“Lower income taxpayers will therefore gain from such a change, whereas higher income earners will benefit less than at present. In this respect, the proposal also facilitates the longer-term goal of universal national health insurance (NHI).” the Treasury added.
Through the NHI, which will be phased in from next year, the state wants every citizen to have some form of health insurance, reducing the burden on its facilities and resources.
At present, taxpayers under the age of 65 who belong to a medical aid scheme are allowed, as a deduction from income, up to R720 each month for the taxpayer and first dependant and R440 for each additional dependant. The capped allowable annual deduction for a family of four is R27 840.
Qualifying out of pocket medical expenditure, plus medical scheme contributions in excess of the caps, can be claimed as a deduction to the extent that the aggregate exceeds 7.5 percent of taxable income. In the case of those who are 65 and older, and taxpayers with a disability or taxpayers with a spouse or a child with a disability, medical scheme contributions and qualifying medical expenses can be fully deducted from taxable income.
Now the government wants a medical scheme contribution credit to be set at a fixed amount of R216 each a month (as a start) for the taxpayer and first dependant and R144 for each additional dependant.

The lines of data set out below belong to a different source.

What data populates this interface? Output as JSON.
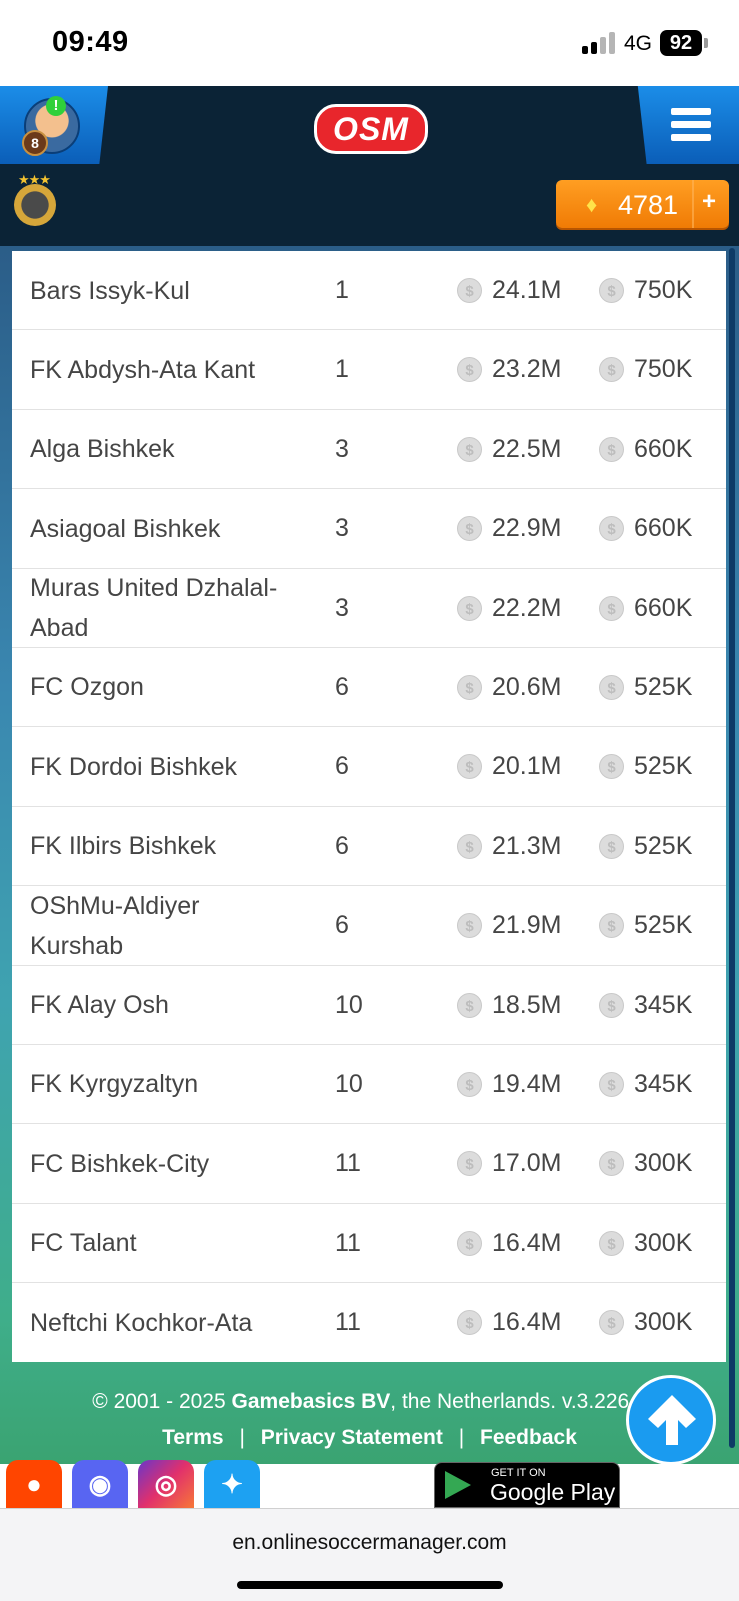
{
  "status_bar": {
    "time": "09:49",
    "network": "4G",
    "battery": "92"
  },
  "header": {
    "avatar_level": "8",
    "logo": "OSM",
    "coins": "4781",
    "coins_plus": "+"
  },
  "table": {
    "rows": [
      {
        "name": "Bars Issyk-Kul",
        "rank": "1",
        "value": "24.1M",
        "wage": "750K"
      },
      {
        "name": "FK Abdysh-Ata Kant",
        "rank": "1",
        "value": "23.2M",
        "wage": "750K"
      },
      {
        "name": "Alga Bishkek",
        "rank": "3",
        "value": "22.5M",
        "wage": "660K"
      },
      {
        "name": "Asiagoal Bishkek",
        "rank": "3",
        "value": "22.9M",
        "wage": "660K"
      },
      {
        "name": "Muras United Dzhalal-Abad",
        "rank": "3",
        "value": "22.2M",
        "wage": "660K"
      },
      {
        "name": "FC Ozgon",
        "rank": "6",
        "value": "20.6M",
        "wage": "525K"
      },
      {
        "name": "FK Dordoi Bishkek",
        "rank": "6",
        "value": "20.1M",
        "wage": "525K"
      },
      {
        "name": "FK Ilbirs Bishkek",
        "rank": "6",
        "value": "21.3M",
        "wage": "525K"
      },
      {
        "name": "OShMu-Aldiyer Kurshab",
        "rank": "6",
        "value": "21.9M",
        "wage": "525K"
      },
      {
        "name": "FK Alay Osh",
        "rank": "10",
        "value": "18.5M",
        "wage": "345K"
      },
      {
        "name": "FK Kyrgyzaltyn",
        "rank": "10",
        "value": "19.4M",
        "wage": "345K"
      },
      {
        "name": "FC Bishkek-City",
        "rank": "11",
        "value": "17.0M",
        "wage": "300K"
      },
      {
        "name": "FC Talant",
        "rank": "11",
        "value": "16.4M",
        "wage": "300K"
      },
      {
        "name": "Neftchi Kochkor-Ata",
        "rank": "11",
        "value": "16.4M",
        "wage": "300K"
      }
    ]
  },
  "footer": {
    "copyright_prefix": "© 2001 - 2025 ",
    "company": "Gamebasics BV",
    "copyright_suffix": ", the Netherlands. v.3.226.0",
    "links": {
      "terms": "Terms",
      "privacy": "Privacy Statement",
      "feedback": "Feedback"
    },
    "link_separator": "|",
    "google_play_small": "GET IT ON",
    "google_play_big": "Google Play"
  },
  "browser": {
    "url": "en.onlinesoccermanager.com"
  },
  "colors": {
    "header_bg": "#0b2336",
    "tab_blue": "#1b8de8",
    "coin_orange": "#f58a10",
    "logo_red": "#e8262c",
    "scroll_button": "#1a9bf0"
  },
  "icons": [
    "signal-icon",
    "battery-icon",
    "menu-icon",
    "gem-icon",
    "coin-icon",
    "arrow-up-icon",
    "reddit-icon",
    "discord-icon",
    "instagram-icon",
    "twitter-icon",
    "google-play-icon"
  ]
}
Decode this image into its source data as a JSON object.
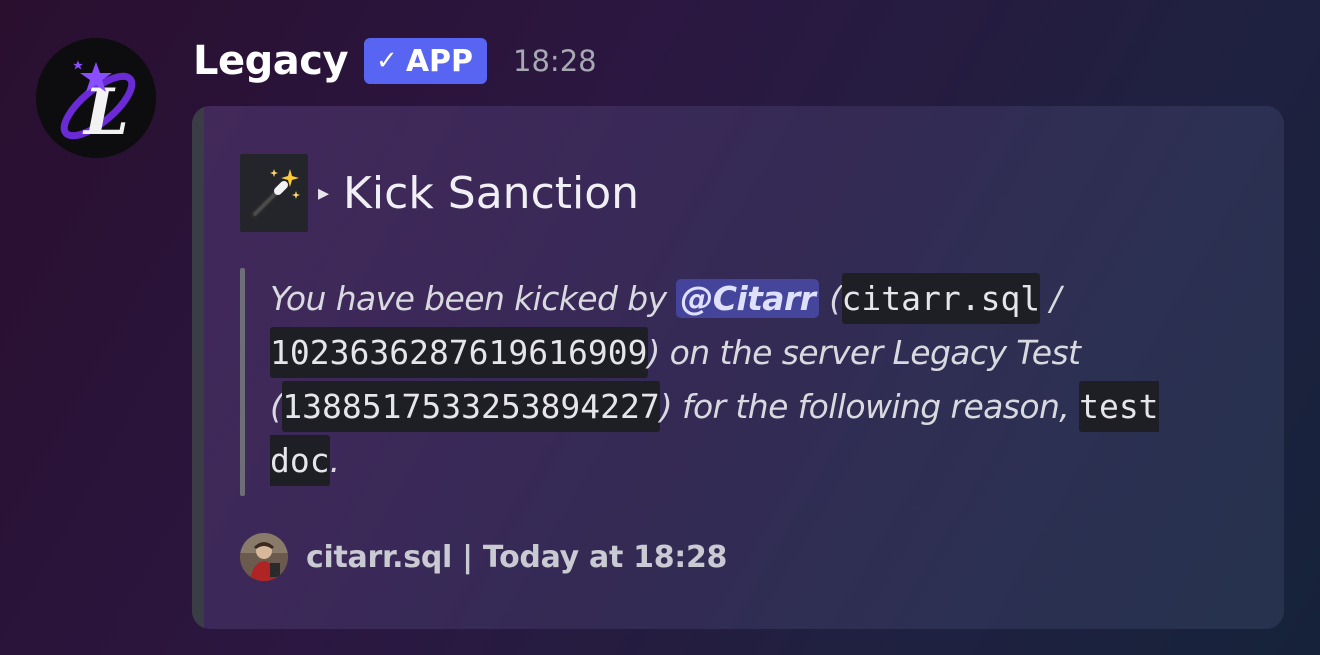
{
  "message": {
    "author": "Legacy",
    "badge_check": "✓",
    "badge_label": "APP",
    "timestamp": "18:28"
  },
  "embed": {
    "title_arrow": "▸",
    "title": "Kick Sanction",
    "description": {
      "part1": "You have been kicked by ",
      "mention": "@Citarr",
      "part2": " (",
      "code_username": "citarr.sql",
      "part3": " / ",
      "code_user_id": "1023636287619616909",
      "part4": ") on the server Legacy Test (",
      "code_server_id": "1388517533253894227",
      "part5": ") for the following reason, ",
      "code_reason": "test doc",
      "part6": "."
    },
    "footer_text": "citarr.sql | Today at 18:28"
  },
  "icons": {
    "author_avatar": "legacy-logo-icon",
    "title_emoji": "magic-wand-icon",
    "footer_avatar": "user-avatar-icon"
  },
  "colors": {
    "badge": "#5865f2",
    "mention_bg": "#5865f2",
    "embed_bar": "#3b3d46"
  }
}
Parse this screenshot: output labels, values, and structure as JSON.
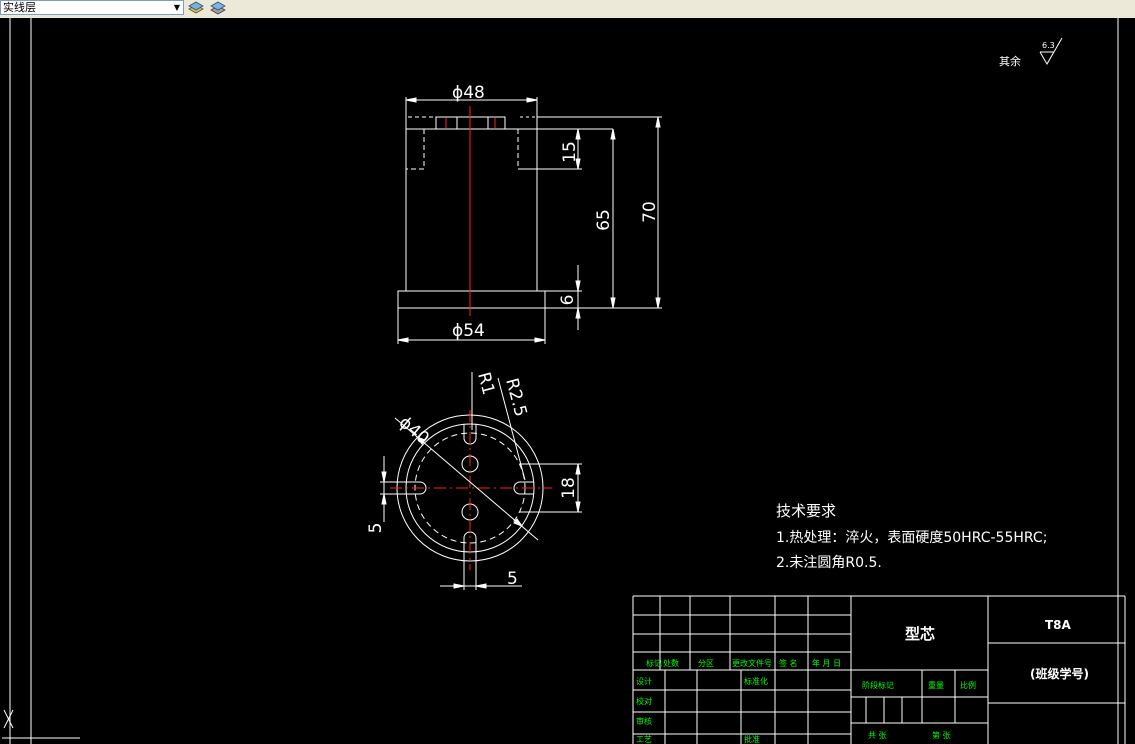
{
  "toolbar": {
    "layer_value": "实线层",
    "icons": [
      "layer-stack-icon",
      "layer-states-icon"
    ]
  },
  "drawing": {
    "surface_symbol": {
      "label": "其余",
      "value": "6.3"
    },
    "front_view": {
      "dim_top_dia": "ϕ48",
      "dim_bottom_dia": "ϕ54",
      "dim_slot_depth": "15",
      "dim_height_65": "65",
      "dim_height_70": "70",
      "dim_flange": "6"
    },
    "top_view": {
      "dim_dia40": "ϕ40",
      "dim_r1": "R1",
      "dim_r25": "R2.5",
      "dim_18": "18",
      "dim_5_left": "5",
      "dim_5_bottom": "5"
    },
    "tech_req": {
      "title": "技术要求",
      "line1": "1.热处理：淬火，表面硬度50HRC-55HRC;",
      "line2": "2.未注圆角R0.5."
    }
  },
  "title_block": {
    "part_name": "型芯",
    "material": "T8A",
    "class_id": "(班级学号)",
    "row_labels": [
      "标记",
      "处数",
      "分区",
      "更改文件号",
      "签 名",
      "年 月 日"
    ],
    "design": "设计",
    "standard": "标准化",
    "stage_mark": "阶段标记",
    "weight": "重量",
    "scale": "比例",
    "check": "校对",
    "review": "审核",
    "process": "工艺",
    "approve": "批准",
    "sheets": "共 张",
    "sheet_no": "第 张"
  },
  "colors": {
    "line": "#ffffff",
    "center": "#ff0000",
    "title_text": "#00ff00"
  }
}
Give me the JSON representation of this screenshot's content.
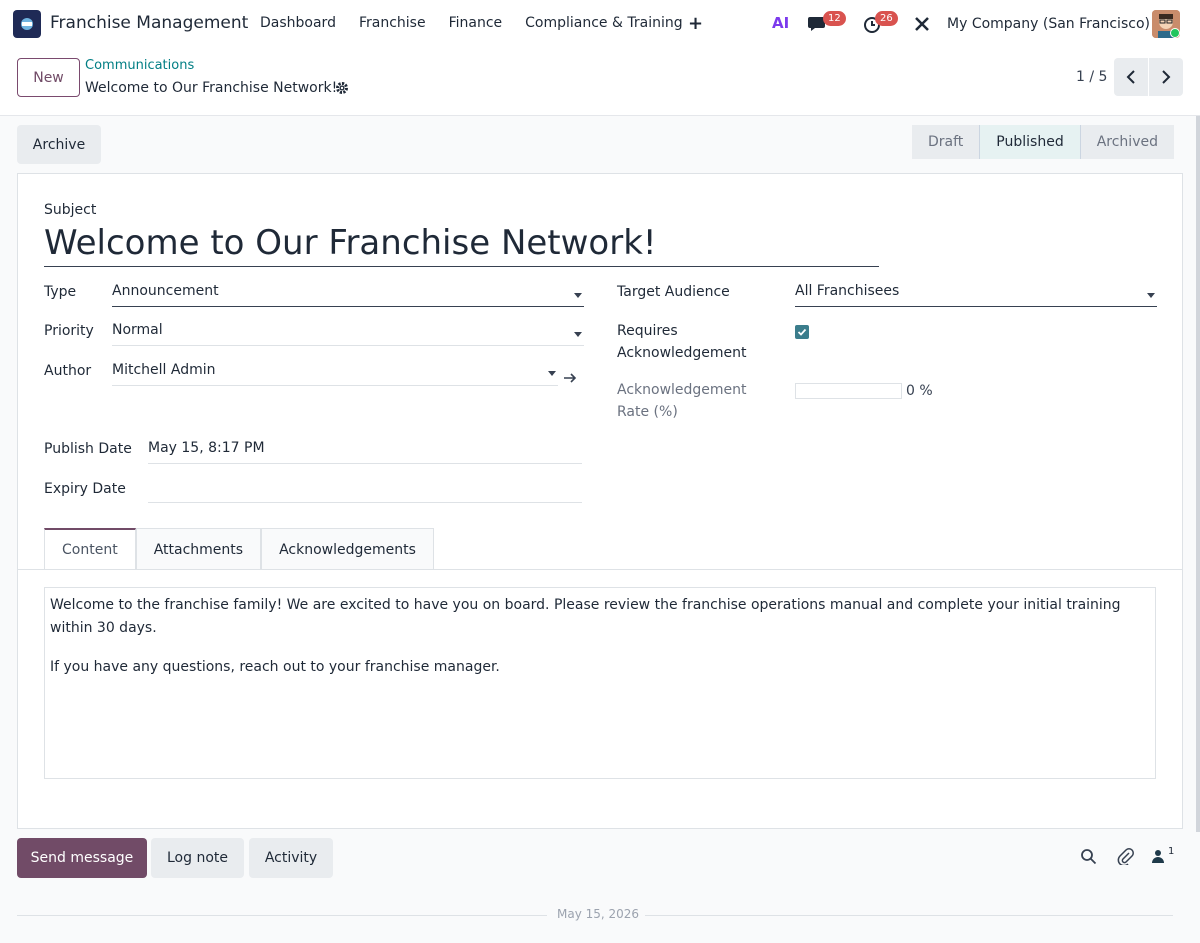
{
  "navbar": {
    "app_title": "Franchise Management",
    "menu": [
      "Dashboard",
      "Franchise",
      "Finance",
      "Compliance & Training"
    ],
    "plus": "+",
    "ai_label": "AI",
    "chat_badge": "12",
    "activity_badge": "26",
    "company": "My Company (San Francisco)"
  },
  "control": {
    "new_label": "New",
    "breadcrumb_parent": "Communications",
    "breadcrumb_current": "Welcome to Our Franchise Network!",
    "pager": "1 / 5"
  },
  "actions": {
    "archive_label": "Archive"
  },
  "statusbar": {
    "steps": [
      "Draft",
      "Published",
      "Archived"
    ],
    "active": "Published"
  },
  "form": {
    "subject_label": "Subject",
    "subject": "Welcome to Our Franchise Network!",
    "type_label": "Type",
    "type": "Announcement",
    "priority_label": "Priority",
    "priority": "Normal",
    "author_label": "Author",
    "author": "Mitchell Admin",
    "publish_date_label": "Publish Date",
    "publish_date": "May 15, 8:17 PM",
    "expiry_date_label": "Expiry Date",
    "expiry_date": "",
    "target_audience_label": "Target Audience",
    "target_audience": "All Franchisees",
    "requires_ack_label_1": "Requires",
    "requires_ack_label_2": "Acknowledgement",
    "requires_ack": true,
    "ack_rate_label_1": "Acknowledgement",
    "ack_rate_label_2": "Rate (%)",
    "ack_rate": 0,
    "ack_rate_text": "0 %"
  },
  "tabs": [
    "Content",
    "Attachments",
    "Acknowledgements"
  ],
  "content": {
    "paragraph_1": "Welcome to the franchise family! We are excited to have you on board. Please review the franchise operations manual and complete your initial training within 30 days.",
    "paragraph_2": "If you have any questions, reach out to your franchise manager."
  },
  "chatter": {
    "send_label": "Send message",
    "log_label": "Log note",
    "activity_label": "Activity",
    "follower_count": "1",
    "date_separator": "May 15, 2026"
  },
  "colors": {
    "brand": "#714b67",
    "accent": "#3b7d8c",
    "link": "#017e84"
  }
}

A supplementary medical scheme contribution credit of R216 a month is proposed for members or dependants aged 65 and above and members and dependants with a disability.
Margaret Hulme, the head of health-care consulting at Omac, said when applying the current tax tables, those earning R12 500 a month could score about R3 629 while those earning a monthly income of R53 333 would see their tax liability rise by about R2 496.
Cobus Venter, a director at Econex, said this should see some tax benefit flow through to lower income earners, with higher income earners effectively paying more tax.
“The current proposal does seem to indicate that the tax relief for private sector medical cover will be phased out in time, in line with government’s objective of introducing NHI. While the current proposal does not provide clarity on how this will impact the taxpayer further, the current amount for the tax credit of R216 a month is expected to increase by inflation annually. It is possible that this might become one of the NHI-related contributions over time,” Venter said.
Sandile Hlophe, the director of health at KPMG, said: “This is a clever mechanism of increasing the tax collected by reducing the amount of deductible tax expenditure for medical expenses. Hopefully additional tax collected will be allocated to health-care funding through the NHI. This will be achieved without increasing the tax rate.”
Hulme added: “The discussion document states that ‘favourable tax treatment of medical scheme contributions provides a convenient way of encouraging medical scheme membership’. Whether this tax change will encourage a significant number of non-members to join medical schemes remains to be seen, but it is a step in the right direction. At least, it may assist lower-income members to afford to remain on their schemes.”
Comments on proposals to convert medical deductions to tax credits must be in by July 22 and those relating to out-of-pocket expenses by October 31. - Business Report